"The Clean Water Act is necessary and it is here to stay," said Chris Henry, a University of Nebraska-Lincoln Extension engineer.
"Environment protection is most beneficial to the people living here,” he said.
"Uncontrolled feedlot runoff poisons the rivers, wildlife and makes people very unhappy. It doesn’t have to be that way. We can stop the runoff into the waters of the state."
"Uncontrolled feedlot runoff poisons the rivers, wildlife and makes people very unhappy."
UNL EXTENSION ENGINEER
Henry and Jason Gross, a UNL engineer technician, pioneered a project several years ago on how to operate a small feedlot using a vegetative treatment system as an alternative to a large lagoon.
More recently, the pair devised the concept of adding sprinklers to the vegetative treatment system.
Vegetative treatment systems have been in use for several years, employing such traditional methods as gravity-flow gated pipe, aluminum irrigation pipe or liquid manure spreaders.
This new sprinkler system is a simpler, easier and more economical way to handle feedlot runoff.
Managing a vegetative treatment system means that when it rains, the effluent drains into an earthen basin and is pumped out within 24 to 36 hours to a grassland vegetative treatment area.
The treatment area must be planted to perennial vegetative plants, like warm- and cool-season mixed grasses. Grasses take up the liquid run off and nutrients longer than corn, which can "drink up" nutrients only two months of the year. A weed cover is not adequate for the process.
The rule of thumb is that the grassy plot be equal in size to the feedlot area. The grasses absorb the nutrients of the effluent in the top 6-10 inch root system.
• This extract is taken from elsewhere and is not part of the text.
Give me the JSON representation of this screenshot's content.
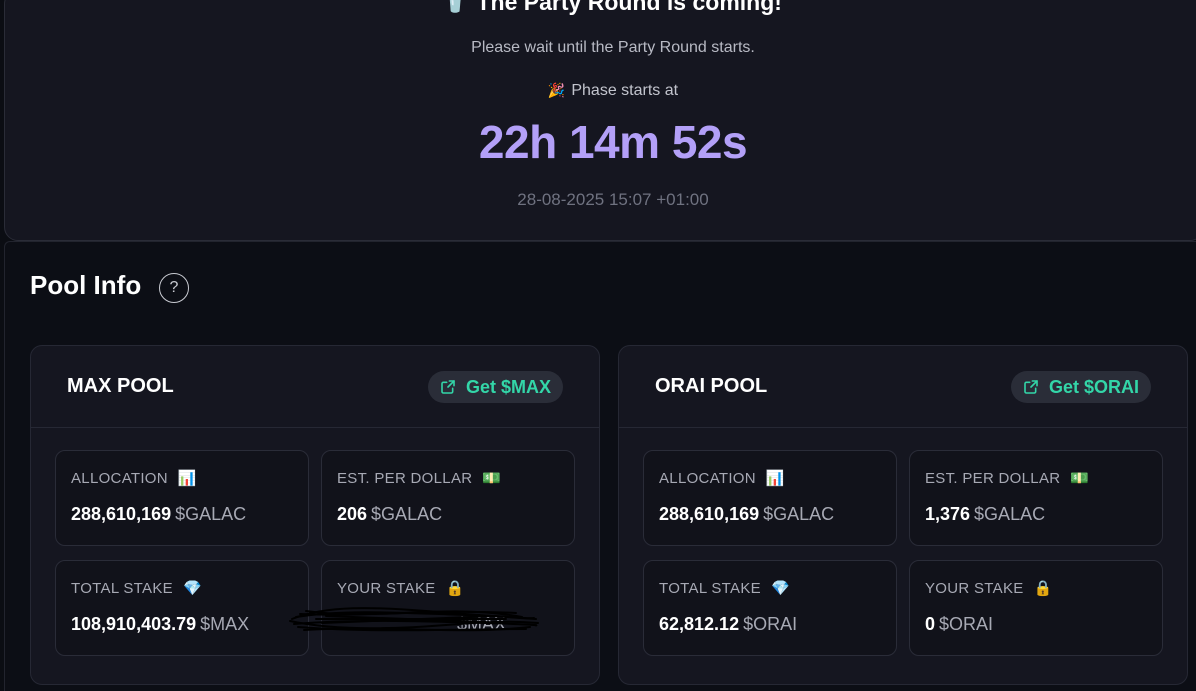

Reprinted from Norfolk Daily News Saturday, September 5, 2009